Narrow the data below down to the lines containing "Online".

━━━━━ DATA ━━━━━

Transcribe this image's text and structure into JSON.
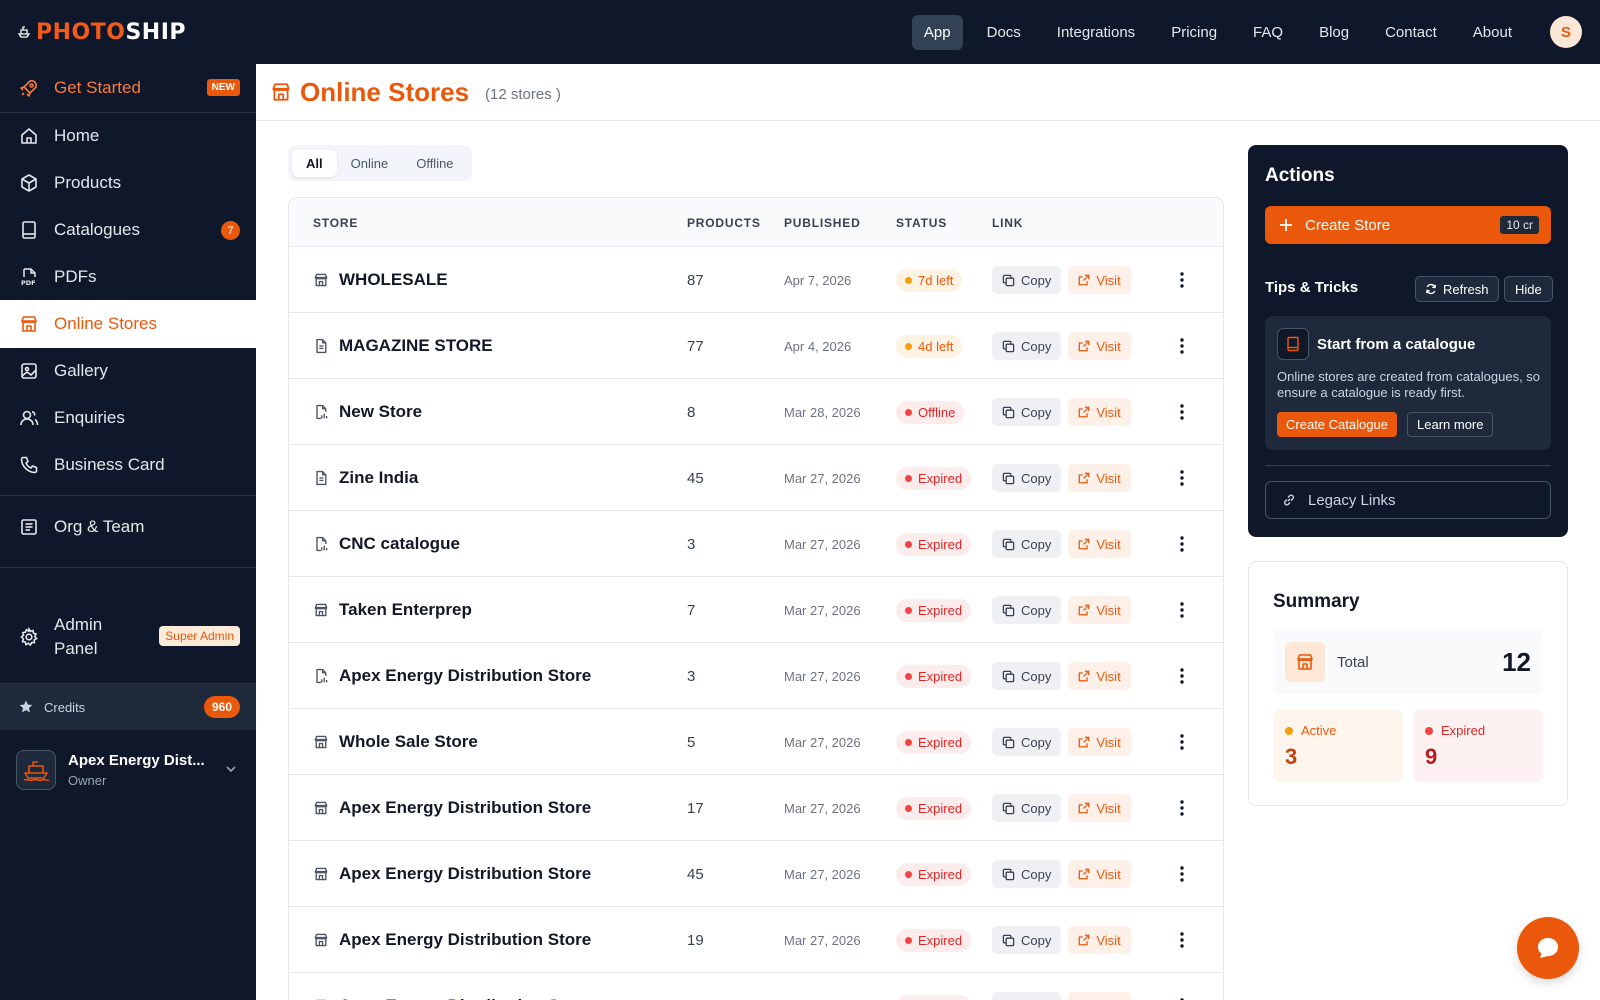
{
  "brand": {
    "name_part1": "PHOTO",
    "name_part2": "SHIP"
  },
  "topnav": {
    "items": [
      {
        "label": "App",
        "active": true
      },
      {
        "label": "Docs"
      },
      {
        "label": "Integrations"
      },
      {
        "label": "Pricing"
      },
      {
        "label": "FAQ"
      },
      {
        "label": "Blog"
      },
      {
        "label": "Contact"
      },
      {
        "label": "About"
      }
    ],
    "avatar_initial": "S"
  },
  "sidebar": {
    "get_started": {
      "label": "Get Started",
      "badge": "NEW"
    },
    "items": [
      {
        "label": "Home",
        "icon": "home-icon"
      },
      {
        "label": "Products",
        "icon": "box-icon"
      },
      {
        "label": "Catalogues",
        "icon": "book-icon",
        "badge": "7"
      },
      {
        "label": "PDFs",
        "icon": "pdf-icon"
      },
      {
        "label": "Online Stores",
        "icon": "store-icon",
        "active": true
      },
      {
        "label": "Gallery",
        "icon": "image-icon"
      },
      {
        "label": "Enquiries",
        "icon": "users-icon"
      },
      {
        "label": "Business Card",
        "icon": "phone-icon"
      }
    ],
    "org_team": {
      "label": "Org & Team"
    },
    "admin": {
      "label": "Admin Panel",
      "badge": "Super Admin"
    },
    "credits": {
      "label": "Credits",
      "value": "960"
    },
    "account": {
      "name": "Apex Energy Dist...",
      "role": "Owner"
    }
  },
  "page": {
    "title": "Online Stores",
    "count_text": "(12 stores )"
  },
  "filters": {
    "tabs": [
      {
        "label": "All",
        "active": true
      },
      {
        "label": "Online"
      },
      {
        "label": "Offline"
      }
    ]
  },
  "table": {
    "columns": {
      "store": "STORE",
      "products": "PRODUCTS",
      "published": "PUBLISHED",
      "status": "STATUS",
      "link": "LINK"
    },
    "copy_label": "Copy",
    "visit_label": "Visit",
    "rows": [
      {
        "name": "WHOLESALE",
        "icon": "store-icon",
        "products": "87",
        "published": "Apr 7, 2026",
        "status": "7d left",
        "status_kind": "warn"
      },
      {
        "name": "MAGAZINE STORE",
        "icon": "document-icon",
        "products": "77",
        "published": "Apr 4, 2026",
        "status": "4d left",
        "status_kind": "warn"
      },
      {
        "name": "New Store",
        "icon": "file-chart-icon",
        "products": "8",
        "published": "Mar 28, 2026",
        "status": "Offline",
        "status_kind": "bad"
      },
      {
        "name": "Zine India",
        "icon": "document-icon",
        "products": "45",
        "published": "Mar 27, 2026",
        "status": "Expired",
        "status_kind": "bad"
      },
      {
        "name": "CNC catalogue",
        "icon": "file-chart-icon",
        "products": "3",
        "published": "Mar 27, 2026",
        "status": "Expired",
        "status_kind": "bad"
      },
      {
        "name": "Taken Enterprep",
        "icon": "store-icon",
        "products": "7",
        "published": "Mar 27, 2026",
        "status": "Expired",
        "status_kind": "bad"
      },
      {
        "name": "Apex Energy Distribution Store",
        "icon": "file-chart-icon",
        "products": "3",
        "published": "Mar 27, 2026",
        "status": "Expired",
        "status_kind": "bad"
      },
      {
        "name": "Whole Sale Store",
        "icon": "store-icon",
        "products": "5",
        "published": "Mar 27, 2026",
        "status": "Expired",
        "status_kind": "bad"
      },
      {
        "name": "Apex Energy Distribution Store",
        "icon": "store-icon",
        "products": "17",
        "published": "Mar 27, 2026",
        "status": "Expired",
        "status_kind": "bad"
      },
      {
        "name": "Apex Energy Distribution Store",
        "icon": "store-icon",
        "products": "45",
        "published": "Mar 27, 2026",
        "status": "Expired",
        "status_kind": "bad"
      },
      {
        "name": "Apex Energy Distribution Store",
        "icon": "store-icon",
        "products": "19",
        "published": "Mar 27, 2026",
        "status": "Expired",
        "status_kind": "bad"
      },
      {
        "name": "Apex Energy Distribution Store",
        "icon": "store-icon",
        "products": "",
        "published": "",
        "status": "Expired",
        "status_kind": "bad"
      }
    ]
  },
  "actions": {
    "title": "Actions",
    "create_store": {
      "label": "Create Store",
      "cost": "10 cr"
    },
    "tips_title": "Tips & Tricks",
    "refresh_label": "Refresh",
    "hide_label": "Hide",
    "tip": {
      "title": "Start from a catalogue",
      "text": "Online stores are created from catalogues, so ensure a catalogue is ready first.",
      "primary": "Create Catalogue",
      "secondary": "Learn more"
    },
    "legacy_label": "Legacy Links"
  },
  "summary": {
    "title": "Summary",
    "total_label": "Total",
    "total_value": "12",
    "active_label": "Active",
    "active_value": "3",
    "expired_label": "Expired",
    "expired_value": "9"
  },
  "colors": {
    "accent": "#ea580c",
    "nav_bg": "#0f172a",
    "warn": "#f59e0b",
    "danger": "#dc2626"
  }
}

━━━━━

### PROBLEM SOLUTION
        "label": "Online Stores",
    "title": "Online Stores",
        "label": "Online"
      "text": "Online stores are created from catalogues, so ensure a catalogue is ready first.",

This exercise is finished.